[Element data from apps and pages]
- - - - - - -

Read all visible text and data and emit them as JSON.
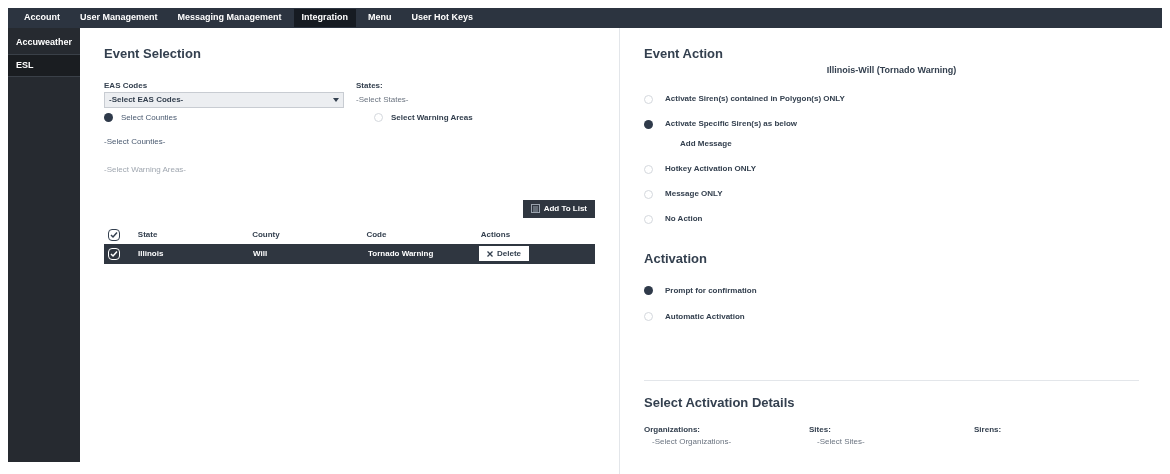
{
  "nav_tabs": [
    {
      "label": "Account",
      "selected": false
    },
    {
      "label": "User Management",
      "selected": false
    },
    {
      "label": "Messaging Management",
      "selected": false
    },
    {
      "label": "Integration",
      "selected": true
    },
    {
      "label": "Menu",
      "selected": false
    },
    {
      "label": "User Hot Keys",
      "selected": false
    }
  ],
  "sidebar": {
    "items": [
      {
        "label": "Accuweather",
        "selected": false
      },
      {
        "label": "ESL",
        "selected": true
      }
    ]
  },
  "event_selection": {
    "title": "Event Selection",
    "eas_codes": {
      "label": "EAS Codes",
      "value": "-Select EAS Codes-"
    },
    "states": {
      "label": "States:",
      "value": "-Select States-"
    },
    "area_options": [
      {
        "label": "Select Counties",
        "selected": true
      },
      {
        "label": "Select Warning Areas",
        "selected": false
      }
    ],
    "counties_value": "-Select Counties-",
    "warning_areas_value": "-Select Warning Areas-",
    "add_button": "Add To List",
    "table": {
      "header_checked": true,
      "columns": [
        "State",
        "County",
        "Code",
        "Actions"
      ],
      "rows": [
        {
          "checked": true,
          "selected": true,
          "cells": [
            "Illinois",
            "Will",
            "Tornado Warning"
          ],
          "action": "Delete"
        }
      ]
    }
  },
  "event_action": {
    "title": "Event Action",
    "event_name": "Illinois-Will (Tornado Warning)",
    "options": [
      {
        "label": "Activate Siren(s) contained in Polygon(s) ONLY",
        "selected": false
      },
      {
        "label": "Activate Specific Siren(s) as below",
        "selected": true,
        "sub": "Add Message"
      },
      {
        "label": "Hotkey Activation ONLY",
        "selected": false
      },
      {
        "label": "Message ONLY",
        "selected": false
      },
      {
        "label": "No Action",
        "selected": false
      }
    ]
  },
  "activation": {
    "title": "Activation",
    "options": [
      {
        "label": "Prompt for confirmation",
        "selected": true
      },
      {
        "label": "Automatic Activation",
        "selected": false
      }
    ]
  },
  "activation_details": {
    "title": "Select Activation Details",
    "fields": [
      {
        "label": "Organizations:",
        "value": "-Select Organizations-"
      },
      {
        "label": "Sites:",
        "value": "-Select Sites-"
      },
      {
        "label": "Sirens:"
      }
    ]
  }
}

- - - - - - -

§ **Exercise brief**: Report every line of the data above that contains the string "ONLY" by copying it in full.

§ **Solution to this exercise**:
        "label": "Activate Siren(s) contained in Polygon(s) ONLY",
        "label": "Hotkey Activation ONLY",
        "label": "Message ONLY",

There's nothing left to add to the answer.